ACTIVITY >>
Every entry that follows should be reproduced exactly.

SUPPLIED INFORMATION >>

──────────────────────────────

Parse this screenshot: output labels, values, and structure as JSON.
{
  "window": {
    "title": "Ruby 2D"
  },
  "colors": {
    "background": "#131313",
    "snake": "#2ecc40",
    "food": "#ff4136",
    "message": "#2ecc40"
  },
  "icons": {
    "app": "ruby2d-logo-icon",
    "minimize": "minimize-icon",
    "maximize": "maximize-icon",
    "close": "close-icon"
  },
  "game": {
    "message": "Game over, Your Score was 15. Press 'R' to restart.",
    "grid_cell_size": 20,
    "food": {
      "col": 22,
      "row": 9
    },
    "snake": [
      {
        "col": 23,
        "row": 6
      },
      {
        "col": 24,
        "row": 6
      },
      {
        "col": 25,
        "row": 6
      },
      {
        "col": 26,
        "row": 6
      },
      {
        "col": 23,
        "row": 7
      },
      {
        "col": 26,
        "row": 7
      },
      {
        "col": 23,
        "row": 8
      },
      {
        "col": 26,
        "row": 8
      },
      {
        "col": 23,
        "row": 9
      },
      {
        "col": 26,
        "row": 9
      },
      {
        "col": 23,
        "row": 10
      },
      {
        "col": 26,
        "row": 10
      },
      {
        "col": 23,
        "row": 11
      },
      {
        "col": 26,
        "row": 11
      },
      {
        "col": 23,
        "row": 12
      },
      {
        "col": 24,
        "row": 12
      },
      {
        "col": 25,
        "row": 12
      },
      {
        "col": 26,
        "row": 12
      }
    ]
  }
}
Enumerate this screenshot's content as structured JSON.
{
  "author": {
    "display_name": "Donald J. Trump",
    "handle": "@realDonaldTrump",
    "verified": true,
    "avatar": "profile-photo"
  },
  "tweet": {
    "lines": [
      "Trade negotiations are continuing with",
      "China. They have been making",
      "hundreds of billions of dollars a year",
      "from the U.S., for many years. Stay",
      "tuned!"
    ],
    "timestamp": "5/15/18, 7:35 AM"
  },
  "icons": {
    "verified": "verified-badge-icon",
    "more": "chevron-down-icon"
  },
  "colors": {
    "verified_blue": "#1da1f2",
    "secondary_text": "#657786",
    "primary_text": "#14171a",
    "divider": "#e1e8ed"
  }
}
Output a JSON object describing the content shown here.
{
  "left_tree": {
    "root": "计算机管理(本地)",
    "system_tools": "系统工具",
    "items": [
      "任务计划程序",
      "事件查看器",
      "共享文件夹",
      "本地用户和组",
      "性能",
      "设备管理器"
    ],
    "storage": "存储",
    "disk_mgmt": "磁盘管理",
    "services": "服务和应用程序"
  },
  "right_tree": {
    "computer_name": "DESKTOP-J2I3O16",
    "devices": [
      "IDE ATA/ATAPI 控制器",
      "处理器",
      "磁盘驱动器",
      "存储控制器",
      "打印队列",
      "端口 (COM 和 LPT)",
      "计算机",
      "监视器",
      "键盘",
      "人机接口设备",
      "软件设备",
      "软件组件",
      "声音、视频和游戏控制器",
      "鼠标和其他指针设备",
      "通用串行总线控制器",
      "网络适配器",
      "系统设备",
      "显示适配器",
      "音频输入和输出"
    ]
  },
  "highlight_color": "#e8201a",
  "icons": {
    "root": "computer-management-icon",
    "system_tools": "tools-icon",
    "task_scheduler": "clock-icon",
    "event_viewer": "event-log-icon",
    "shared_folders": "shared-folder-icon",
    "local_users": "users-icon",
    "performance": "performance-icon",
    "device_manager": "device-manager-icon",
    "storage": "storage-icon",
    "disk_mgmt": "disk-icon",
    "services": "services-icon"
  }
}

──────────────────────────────

RESULT >>
Parse this screenshot: output labels, values, and structure as JSON.
{
  "window": {
    "title": "Ruby 2D"
  },
  "colors": {
    "background": "#131313",
    "snake": "#2ecc40",
    "food": "#ff4136",
    "message": "#2ecc40"
  },
  "icons": {
    "app": "ruby2d-logo-icon",
    "minimize": "minimize-icon",
    "maximize": "maximize-icon",
    "close": "close-icon"
  },
  "game": {
    "message": "Game over, Your Score was 15. Press 'R' to restart.",
    "grid_cell_size": 20,
    "food": {
      "col": 22,
      "row": 9
    },
    "snake": [
      {
        "col": 23,
        "row": 6
      },
      {
        "col": 24,
        "row": 6
      },
      {
        "col": 25,
        "row": 6
      },
      {
        "col": 26,
        "row": 6
      },
      {
        "col": 23,
        "row": 7
      },
      {
        "col": 26,
        "row": 7
      },
      {
        "col": 23,
        "row": 8
      },
      {
        "col": 26,
        "row": 8
      },
      {
        "col": 23,
        "row": 9
      },
      {
        "col": 26,
        "row": 9
      },
      {
        "col": 23,
        "row": 10
      },
      {
        "col": 26,
        "row": 10
      },
      {
        "col": 23,
        "row": 11
      },
      {
        "col": 26,
        "row": 11
      },
      {
        "col": 23,
        "row": 12
      },
      {
        "col": 24,
        "row": 12
      },
      {
        "col": 25,
        "row": 12
      },
      {
        "col": 26,
        "row": 12
      }
    ]
  }
}
Enumerate this screenshot's content as structured JSON.
{
  "author": {
    "display_name": "Donald J. Trump",
    "handle": "@realDonaldTrump",
    "verified": true,
    "avatar": "profile-photo"
  },
  "tweet": {
    "lines": [
      "Trade negotiations are continuing with",
      "China. They have been making",
      "hundreds of billions of dollars a year",
      "from the U.S., for many years. Stay",
      "tuned!"
    ],
    "timestamp": "5/15/18, 7:35 AM"
  },
  "icons": {
    "verified": "verified-badge-icon",
    "more": "chevron-down-icon"
  },
  "colors": {
    "verified_blue": "#1da1f2",
    "secondary_text": "#657786",
    "primary_text": "#14171a",
    "divider": "#e1e8ed"
  }
}
Output a JSON object describing the content shown here.
{
  "left_tree": {
    "root": "计算机管理(本地)",
    "system_tools": "系统工具",
    "items": [
      "任务计划程序",
      "事件查看器",
      "共享文件夹",
      "本地用户和组",
      "性能",
      "设备管理器"
    ],
    "storage": "存储",
    "disk_mgmt": "磁盘管理",
    "services": "服务和应用程序"
  },
  "right_tree": {
    "computer_name": "DESKTOP-J2I3O16",
    "devices": [
      "IDE ATA/ATAPI 控制器",
      "处理器",
      "磁盘驱动器",
      "存储控制器",
      "打印队列",
      "端口 (COM 和 LPT)",
      "计算机",
      "监视器",
      "键盘",
      "人机接口设备",
      "软件设备",
      "软件组件",
      "声音、视频和游戏控制器",
      "鼠标和其他指针设备",
      "通用串行总线控制器",
      "网络适配器",
      "系统设备",
      "显示适配器",
      "音频输入和输出"
    ]
  },
  "highlight_color": "#e8201a",
  "icons": {
    "root": "computer-management-icon",
    "system_tools": "tools-icon",
    "task_scheduler": "clock-icon",
    "event_viewer": "event-log-icon",
    "shared_folders": "shared-folder-icon",
    "local_users": "users-icon",
    "performance": "performance-icon",
    "device_manager": "device-manager-icon",
    "storage": "storage-icon",
    "disk_mgmt": "disk-icon",
    "services": "services-icon"
  }
}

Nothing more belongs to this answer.